Burnette also spent a great amount of his time at the School in leadership positions, as associate dean of faculty affairs, chair and vice chair of the Pharmaceutical Sciences Division, and a member of several committees and boards to enhance research and education around the campus as a whole.
“The main thing I miss is my interactions with all my colleagues, not only in the Pharmaceutical Sciences Division, but throughout the School. We have a wonderful group of faculty and staff,” says Burnette, who began to step back from these roles in July 2020. “Serving as division chair was very, very fulfilling because I was able, in some small way, to help the division as whole.”
In retirement, education continues
Even in retirement, Burnette is dedicating his time to teaching and exploring new areas in science.
Burnette’s wife works with the Kumon Math and Reading Center, on Madison’s west side, which is a teaching program for pre-K through high school students that is centered around the Japanese curriculum. Over the years, he has participated in the program to teach students math and robotics, specifically how to program. Since his retirement, he’s been able to spend more time with the children in this program and is working on a new way to get them to realize the possibilities of math.
“My retirement is still evolving,” says Burnette. “What I’m spending most of my time on right now is developing an understanding of the use of solar energy and its impact on climate change.”
“That’s how I’m spending my retirement — helping children see the application of what they’re learning, and hopefully motivating them to go into a field that can help the world.”
For solar energy, scientists can manipulate different parameters, such as the way the solar panels are tilted and how the energy is converted to see different results.
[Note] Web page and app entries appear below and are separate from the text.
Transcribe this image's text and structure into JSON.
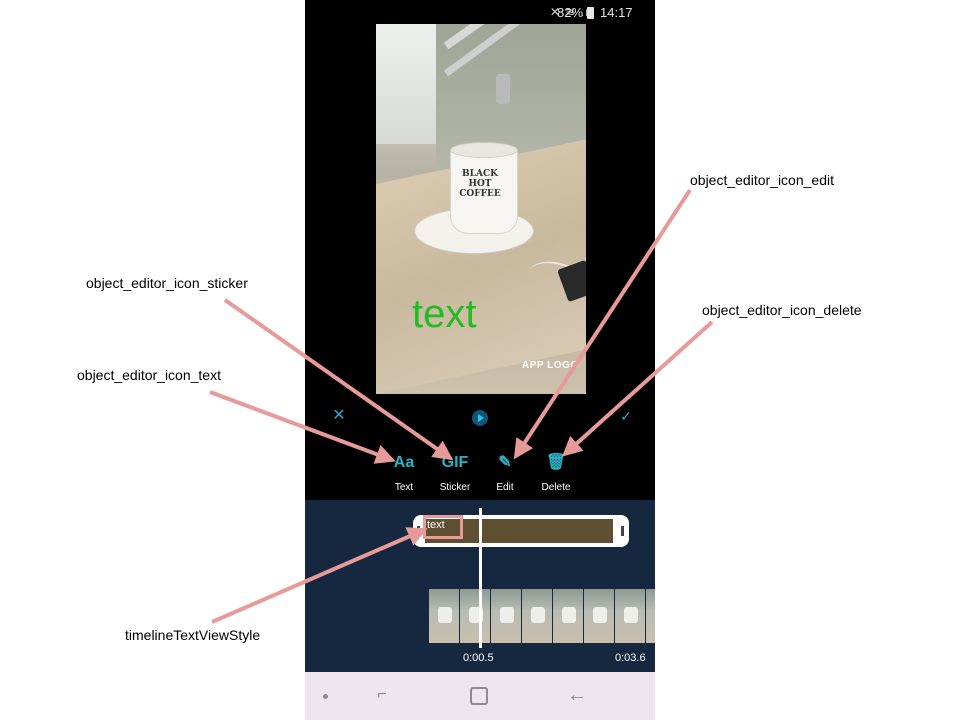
{
  "status_bar": {
    "battery": "82%",
    "time": "14:17"
  },
  "preview": {
    "overlay_text": "text",
    "logo_text": "APP LOGO",
    "cup_print": "BLACK HOT COFFEE"
  },
  "controls": {
    "close_icon": "close-icon",
    "play_icon": "play-icon",
    "confirm_icon": "check-icon"
  },
  "tools": [
    {
      "icon_text": "Aa",
      "label": "Text"
    },
    {
      "icon_text": "GIF",
      "label": "Sticker"
    },
    {
      "icon_text": "✎",
      "label": "Edit"
    },
    {
      "icon_text": "🗑",
      "label": "Delete"
    }
  ],
  "timeline": {
    "text_track_label": "text",
    "current_time": "0:00.5",
    "total_time": "0:03.6"
  },
  "callouts": {
    "sticker": "object_editor_icon_sticker",
    "text": "object_editor_icon_text",
    "edit": "object_editor_icon_edit",
    "delete": "object_editor_icon_delete",
    "timeline": "timelineTextViewStyle"
  },
  "colors": {
    "accent": "#2ab2c9",
    "timeline_bg": "#162840",
    "callout_arrow": "#e79a98",
    "overlay_text": "#22bb22",
    "text_track_fill": "#5e4f30"
  }
}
Burnette has gone through three different college-level textbooks on meteorology and climate change and is currently on his fourth. He’s developing a series of questions and problem sets that are keyed to different levels of math — all the way from elementary school to calculus — that relate to climate change.
“The point of it is to allow the kids who are interested — we have about 300 students currently enrolled in the Kumon program — to have a chance to see that the math they’re learning can be used to address one of the some really significant problems that the world faces right now, which is trying to mitigate climate change,” says Burnette. “One way to do that is through the use of solar energy.”
Circuit design, such as those in solar panels, is an area that Burnette has always been interested in, and he continues to draw from his electrical engineering training to further the students’ understanding of solar energy through the development of hands-on interactive demonstrations.
“That’s how I’m spending my retirement — helping children see the application of what they’re learning, and hopefully motivating them to go into a field that can help the world,” says Burnette.